Data records for software interfaces
↓

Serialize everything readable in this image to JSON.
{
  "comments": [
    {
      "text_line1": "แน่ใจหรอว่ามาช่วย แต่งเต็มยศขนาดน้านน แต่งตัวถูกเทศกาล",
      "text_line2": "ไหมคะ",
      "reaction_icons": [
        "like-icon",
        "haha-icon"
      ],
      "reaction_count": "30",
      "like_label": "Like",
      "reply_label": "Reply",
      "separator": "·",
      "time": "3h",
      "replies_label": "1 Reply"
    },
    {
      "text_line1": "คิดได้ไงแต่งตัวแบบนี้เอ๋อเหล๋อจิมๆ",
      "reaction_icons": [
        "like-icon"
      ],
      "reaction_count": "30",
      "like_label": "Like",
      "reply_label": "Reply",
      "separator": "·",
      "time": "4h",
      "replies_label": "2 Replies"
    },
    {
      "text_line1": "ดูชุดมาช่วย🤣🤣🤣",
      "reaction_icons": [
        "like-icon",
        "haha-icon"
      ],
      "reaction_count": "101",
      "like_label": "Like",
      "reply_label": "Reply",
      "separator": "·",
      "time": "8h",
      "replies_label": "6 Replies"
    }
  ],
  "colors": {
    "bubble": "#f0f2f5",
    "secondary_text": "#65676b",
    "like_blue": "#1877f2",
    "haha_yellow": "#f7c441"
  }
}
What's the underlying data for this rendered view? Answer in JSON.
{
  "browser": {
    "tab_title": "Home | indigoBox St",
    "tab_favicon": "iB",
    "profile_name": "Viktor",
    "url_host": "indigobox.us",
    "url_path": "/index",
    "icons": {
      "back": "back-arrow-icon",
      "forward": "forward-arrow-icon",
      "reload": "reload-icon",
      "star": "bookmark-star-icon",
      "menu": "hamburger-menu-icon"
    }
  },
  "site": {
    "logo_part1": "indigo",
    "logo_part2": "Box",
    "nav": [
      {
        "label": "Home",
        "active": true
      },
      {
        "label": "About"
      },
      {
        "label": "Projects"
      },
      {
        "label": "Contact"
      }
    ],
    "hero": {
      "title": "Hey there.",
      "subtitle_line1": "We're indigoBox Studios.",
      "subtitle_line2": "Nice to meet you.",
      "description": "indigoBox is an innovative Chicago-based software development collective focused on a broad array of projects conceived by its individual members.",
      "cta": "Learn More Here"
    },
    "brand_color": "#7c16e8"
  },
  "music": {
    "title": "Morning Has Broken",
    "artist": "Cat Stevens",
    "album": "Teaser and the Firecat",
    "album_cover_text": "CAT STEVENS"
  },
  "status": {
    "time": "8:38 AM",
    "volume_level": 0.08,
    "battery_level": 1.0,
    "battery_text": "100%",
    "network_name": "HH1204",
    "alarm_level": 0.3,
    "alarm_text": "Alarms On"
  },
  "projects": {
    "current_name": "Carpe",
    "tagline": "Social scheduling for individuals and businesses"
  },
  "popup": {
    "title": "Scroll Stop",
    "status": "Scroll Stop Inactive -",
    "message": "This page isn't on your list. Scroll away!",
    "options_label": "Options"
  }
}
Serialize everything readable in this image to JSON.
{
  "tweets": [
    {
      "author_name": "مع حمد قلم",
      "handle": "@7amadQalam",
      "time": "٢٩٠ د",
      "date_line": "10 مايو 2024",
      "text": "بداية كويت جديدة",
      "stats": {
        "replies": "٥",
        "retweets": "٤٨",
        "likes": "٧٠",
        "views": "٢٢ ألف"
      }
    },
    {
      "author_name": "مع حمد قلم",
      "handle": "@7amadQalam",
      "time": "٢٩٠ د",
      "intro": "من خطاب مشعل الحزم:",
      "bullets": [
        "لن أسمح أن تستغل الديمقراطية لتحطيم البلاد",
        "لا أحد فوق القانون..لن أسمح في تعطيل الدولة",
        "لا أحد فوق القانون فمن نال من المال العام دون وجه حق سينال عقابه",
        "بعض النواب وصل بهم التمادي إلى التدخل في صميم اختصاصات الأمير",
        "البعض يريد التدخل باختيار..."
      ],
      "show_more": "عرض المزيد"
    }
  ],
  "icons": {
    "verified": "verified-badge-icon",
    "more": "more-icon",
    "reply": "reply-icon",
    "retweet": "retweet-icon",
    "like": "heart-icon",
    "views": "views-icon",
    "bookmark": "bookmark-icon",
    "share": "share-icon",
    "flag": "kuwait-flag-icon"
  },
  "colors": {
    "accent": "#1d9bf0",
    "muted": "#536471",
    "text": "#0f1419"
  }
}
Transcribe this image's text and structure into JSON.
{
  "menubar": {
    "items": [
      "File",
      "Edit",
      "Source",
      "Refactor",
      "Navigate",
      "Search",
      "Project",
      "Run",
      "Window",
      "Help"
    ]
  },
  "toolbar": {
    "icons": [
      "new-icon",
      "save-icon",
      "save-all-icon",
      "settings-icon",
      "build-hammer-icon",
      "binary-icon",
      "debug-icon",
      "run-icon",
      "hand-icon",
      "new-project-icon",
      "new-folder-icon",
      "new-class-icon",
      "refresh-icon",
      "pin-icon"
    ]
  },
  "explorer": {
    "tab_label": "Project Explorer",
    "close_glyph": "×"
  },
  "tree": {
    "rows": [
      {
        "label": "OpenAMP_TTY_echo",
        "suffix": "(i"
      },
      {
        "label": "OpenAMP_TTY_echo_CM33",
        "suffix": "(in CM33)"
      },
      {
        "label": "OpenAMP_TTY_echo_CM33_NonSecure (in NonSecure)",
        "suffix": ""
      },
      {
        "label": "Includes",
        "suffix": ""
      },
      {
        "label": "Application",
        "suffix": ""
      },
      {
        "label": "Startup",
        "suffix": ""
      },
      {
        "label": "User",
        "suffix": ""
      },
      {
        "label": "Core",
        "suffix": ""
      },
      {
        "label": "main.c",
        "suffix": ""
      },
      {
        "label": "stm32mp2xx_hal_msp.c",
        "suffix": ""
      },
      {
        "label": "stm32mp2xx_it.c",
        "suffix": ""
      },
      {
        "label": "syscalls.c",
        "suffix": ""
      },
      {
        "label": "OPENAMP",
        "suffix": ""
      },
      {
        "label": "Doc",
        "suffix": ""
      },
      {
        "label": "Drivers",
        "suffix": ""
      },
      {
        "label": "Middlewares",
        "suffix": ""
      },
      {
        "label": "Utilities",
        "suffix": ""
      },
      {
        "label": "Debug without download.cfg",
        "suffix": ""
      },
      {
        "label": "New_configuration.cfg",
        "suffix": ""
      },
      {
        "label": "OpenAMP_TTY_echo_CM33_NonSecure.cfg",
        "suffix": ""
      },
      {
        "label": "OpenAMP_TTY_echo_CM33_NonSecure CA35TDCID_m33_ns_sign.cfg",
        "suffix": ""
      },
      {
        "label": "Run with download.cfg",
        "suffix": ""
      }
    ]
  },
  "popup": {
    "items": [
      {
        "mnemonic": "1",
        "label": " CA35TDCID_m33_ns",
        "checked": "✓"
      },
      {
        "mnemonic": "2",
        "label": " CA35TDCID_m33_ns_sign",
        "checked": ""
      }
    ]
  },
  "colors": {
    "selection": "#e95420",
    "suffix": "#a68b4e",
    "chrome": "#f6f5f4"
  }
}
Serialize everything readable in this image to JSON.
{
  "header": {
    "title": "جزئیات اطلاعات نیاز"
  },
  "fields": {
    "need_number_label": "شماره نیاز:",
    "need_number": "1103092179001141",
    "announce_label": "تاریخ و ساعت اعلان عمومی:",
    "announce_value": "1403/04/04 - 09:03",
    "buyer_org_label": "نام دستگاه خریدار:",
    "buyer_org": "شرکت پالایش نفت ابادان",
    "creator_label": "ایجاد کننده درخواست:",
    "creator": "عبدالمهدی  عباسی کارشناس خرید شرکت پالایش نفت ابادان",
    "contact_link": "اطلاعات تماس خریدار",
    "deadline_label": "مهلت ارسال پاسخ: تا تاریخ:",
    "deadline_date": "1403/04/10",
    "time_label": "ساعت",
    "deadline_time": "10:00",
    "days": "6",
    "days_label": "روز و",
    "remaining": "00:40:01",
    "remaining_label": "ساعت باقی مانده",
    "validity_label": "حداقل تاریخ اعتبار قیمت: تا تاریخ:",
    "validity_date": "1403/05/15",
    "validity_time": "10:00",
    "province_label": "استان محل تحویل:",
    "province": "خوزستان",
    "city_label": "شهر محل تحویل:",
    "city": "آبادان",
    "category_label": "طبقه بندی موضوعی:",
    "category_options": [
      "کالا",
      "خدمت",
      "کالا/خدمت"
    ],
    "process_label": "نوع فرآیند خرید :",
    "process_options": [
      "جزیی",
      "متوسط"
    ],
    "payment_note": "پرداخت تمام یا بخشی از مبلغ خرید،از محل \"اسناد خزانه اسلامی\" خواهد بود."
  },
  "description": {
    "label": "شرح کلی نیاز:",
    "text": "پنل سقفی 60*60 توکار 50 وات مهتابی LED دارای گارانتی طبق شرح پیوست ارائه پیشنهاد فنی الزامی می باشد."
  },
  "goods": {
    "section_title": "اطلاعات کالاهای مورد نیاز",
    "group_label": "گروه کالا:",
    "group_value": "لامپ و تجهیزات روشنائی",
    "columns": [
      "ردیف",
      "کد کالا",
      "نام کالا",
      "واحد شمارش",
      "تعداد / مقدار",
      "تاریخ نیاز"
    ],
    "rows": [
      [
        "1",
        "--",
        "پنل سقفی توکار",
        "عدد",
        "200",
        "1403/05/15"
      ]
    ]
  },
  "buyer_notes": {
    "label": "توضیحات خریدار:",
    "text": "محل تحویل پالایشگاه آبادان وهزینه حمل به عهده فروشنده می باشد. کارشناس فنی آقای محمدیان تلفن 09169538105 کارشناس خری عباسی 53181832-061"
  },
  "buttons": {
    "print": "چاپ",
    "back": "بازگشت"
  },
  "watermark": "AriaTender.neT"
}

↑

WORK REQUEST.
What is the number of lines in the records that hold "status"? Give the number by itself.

YOUR RESPONSE.
2